The average person goes to a lawyer because they just feel they were treated unfairly. I read a case recently and thought long and hard about how the plaintiff, Mary, must have felt. Her lawyer could not go to court and just say Mary was treated inappropriately. We lawyers must apply the facts to legal […]
Lora and Jeffrey started living together. As their 23 month relationship grew stronger Jeffrey promised Lora that when he died Lora would get his RRSPs worth about $1,750,000 as long as they were still living together. Jeffrey insisted that Lora sign a cohabitation agreement before he would keep his promise. Before the agreement was signed […]
The Zimmerman v. McMichael Estate 2010 CarswellOnt 3481, 2010 ONSC 2947, 57 E.T.R. (3d) 101, 103 O.R. (3d) 25 is instructive for those reviewing the Ontario law regarding the duty of an attorney for property to account, the extent of that fiduciary duty and the consequences for failing to account.

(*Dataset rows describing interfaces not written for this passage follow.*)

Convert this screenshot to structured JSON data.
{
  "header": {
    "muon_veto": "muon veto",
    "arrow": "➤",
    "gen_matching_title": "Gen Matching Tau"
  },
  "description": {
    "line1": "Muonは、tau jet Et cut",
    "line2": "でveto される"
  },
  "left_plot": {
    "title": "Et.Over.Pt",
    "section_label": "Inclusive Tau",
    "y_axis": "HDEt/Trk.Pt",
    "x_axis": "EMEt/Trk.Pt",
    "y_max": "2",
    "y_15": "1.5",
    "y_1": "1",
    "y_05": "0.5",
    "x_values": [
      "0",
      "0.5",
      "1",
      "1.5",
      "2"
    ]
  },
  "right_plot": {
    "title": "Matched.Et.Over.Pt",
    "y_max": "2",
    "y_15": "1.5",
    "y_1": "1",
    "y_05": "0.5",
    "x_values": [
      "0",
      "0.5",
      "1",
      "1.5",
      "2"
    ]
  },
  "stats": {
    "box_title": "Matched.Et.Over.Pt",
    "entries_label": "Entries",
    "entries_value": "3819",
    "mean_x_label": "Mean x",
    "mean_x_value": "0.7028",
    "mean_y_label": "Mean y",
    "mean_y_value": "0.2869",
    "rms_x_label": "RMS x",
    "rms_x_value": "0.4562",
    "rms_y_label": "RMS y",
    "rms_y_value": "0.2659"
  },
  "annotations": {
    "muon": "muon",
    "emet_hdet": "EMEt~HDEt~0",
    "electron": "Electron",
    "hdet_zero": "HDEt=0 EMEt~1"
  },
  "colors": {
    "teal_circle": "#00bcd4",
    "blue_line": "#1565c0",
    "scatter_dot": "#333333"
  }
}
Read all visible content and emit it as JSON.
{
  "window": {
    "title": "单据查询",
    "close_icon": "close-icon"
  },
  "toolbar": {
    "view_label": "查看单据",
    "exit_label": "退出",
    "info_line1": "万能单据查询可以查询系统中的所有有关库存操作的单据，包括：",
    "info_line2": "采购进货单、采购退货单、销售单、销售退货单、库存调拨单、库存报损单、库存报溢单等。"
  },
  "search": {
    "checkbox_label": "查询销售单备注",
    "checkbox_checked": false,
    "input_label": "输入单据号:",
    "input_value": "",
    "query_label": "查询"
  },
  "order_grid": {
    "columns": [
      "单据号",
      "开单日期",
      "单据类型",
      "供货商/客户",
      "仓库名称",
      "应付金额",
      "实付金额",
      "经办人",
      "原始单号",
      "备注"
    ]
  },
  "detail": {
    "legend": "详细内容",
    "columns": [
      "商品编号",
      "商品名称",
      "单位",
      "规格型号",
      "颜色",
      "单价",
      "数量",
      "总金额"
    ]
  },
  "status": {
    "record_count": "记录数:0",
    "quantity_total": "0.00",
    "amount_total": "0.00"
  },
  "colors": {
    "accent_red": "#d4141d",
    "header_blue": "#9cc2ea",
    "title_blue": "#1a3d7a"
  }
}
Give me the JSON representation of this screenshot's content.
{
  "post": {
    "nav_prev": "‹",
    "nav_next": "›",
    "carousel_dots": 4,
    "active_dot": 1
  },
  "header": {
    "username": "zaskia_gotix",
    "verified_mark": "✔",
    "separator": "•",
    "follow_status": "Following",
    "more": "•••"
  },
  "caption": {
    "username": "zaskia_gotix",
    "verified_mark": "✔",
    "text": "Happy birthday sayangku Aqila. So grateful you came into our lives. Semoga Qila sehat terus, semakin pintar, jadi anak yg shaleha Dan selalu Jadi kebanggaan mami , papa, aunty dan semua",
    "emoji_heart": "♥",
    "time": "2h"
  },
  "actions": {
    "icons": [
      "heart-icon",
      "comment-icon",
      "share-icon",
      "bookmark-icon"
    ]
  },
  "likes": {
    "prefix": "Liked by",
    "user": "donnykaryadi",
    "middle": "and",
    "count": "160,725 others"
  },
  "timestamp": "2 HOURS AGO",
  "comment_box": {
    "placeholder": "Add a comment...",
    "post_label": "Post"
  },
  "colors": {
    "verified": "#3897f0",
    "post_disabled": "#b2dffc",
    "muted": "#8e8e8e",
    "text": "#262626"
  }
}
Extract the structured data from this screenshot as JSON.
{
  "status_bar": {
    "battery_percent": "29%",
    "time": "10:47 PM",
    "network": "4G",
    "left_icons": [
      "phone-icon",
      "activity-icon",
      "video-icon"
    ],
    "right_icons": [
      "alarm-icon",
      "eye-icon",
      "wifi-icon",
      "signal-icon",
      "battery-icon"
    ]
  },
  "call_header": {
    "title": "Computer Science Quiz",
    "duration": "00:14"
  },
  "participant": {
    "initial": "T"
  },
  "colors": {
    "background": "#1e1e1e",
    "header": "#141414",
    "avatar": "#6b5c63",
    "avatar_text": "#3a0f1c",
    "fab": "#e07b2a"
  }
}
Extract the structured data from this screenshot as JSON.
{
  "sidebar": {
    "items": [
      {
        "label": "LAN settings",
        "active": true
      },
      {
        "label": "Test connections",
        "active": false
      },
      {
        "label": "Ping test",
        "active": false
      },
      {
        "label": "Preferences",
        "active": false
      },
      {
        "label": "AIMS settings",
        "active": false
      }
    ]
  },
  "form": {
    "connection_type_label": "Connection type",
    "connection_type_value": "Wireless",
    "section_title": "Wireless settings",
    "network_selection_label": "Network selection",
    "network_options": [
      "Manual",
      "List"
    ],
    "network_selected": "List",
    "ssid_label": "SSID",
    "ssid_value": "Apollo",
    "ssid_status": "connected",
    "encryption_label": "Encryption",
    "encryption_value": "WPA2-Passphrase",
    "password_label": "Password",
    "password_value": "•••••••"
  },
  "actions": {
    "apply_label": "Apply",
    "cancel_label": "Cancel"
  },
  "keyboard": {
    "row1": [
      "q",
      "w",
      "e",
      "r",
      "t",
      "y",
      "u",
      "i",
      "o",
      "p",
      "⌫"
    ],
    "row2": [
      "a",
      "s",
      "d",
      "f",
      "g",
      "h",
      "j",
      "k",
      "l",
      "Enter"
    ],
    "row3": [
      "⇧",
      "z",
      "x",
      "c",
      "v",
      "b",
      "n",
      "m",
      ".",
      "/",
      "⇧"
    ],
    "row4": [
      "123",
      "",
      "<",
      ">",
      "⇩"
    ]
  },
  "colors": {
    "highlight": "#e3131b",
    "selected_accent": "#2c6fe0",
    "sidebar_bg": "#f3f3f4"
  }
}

A recent case in Ontario Canada, Proulx v. Kelly, addresses how DNA testing is relevant to estate litigation disputes. When the deceased has not made a will Ontario’s laws of intestacy govern and if there is no spouse the next of kin inherit. With respect to receiving an inheritance under an intestacy, the law of Ontario is that a person is the child of his or her natural parents with the only exception being adopted children.
The question addressed by this article is whether someone can avail himself of an equitable remedy to assert an beneficial ownership interest if the creation of the equitable claim was as a result of an intentional effort to defeat creditors.
Marsha’s met Marc only 3 months ago. When she agreed to marry him she thought he was a wealthy entrepreneur. Instead, she found out that Marc only owned a small store and was barely making ends meet. When Marsha discovered her mistake she immediately started to date other men. After Marsha agreed to marry him, […]
The author reviews Ontario’s laws of inheritance in the context of second marriages. He addresses the risk to implementing a person’s testamentary intentions. For example, in Ontario, under certain circumstances a new marriage revokes previous wills, the failure to provide full and frank disclosure may invalidate a domestic contract and a court may still order a deceased’s estate to pay support to a dependant regardless of any agreement made to the contrary.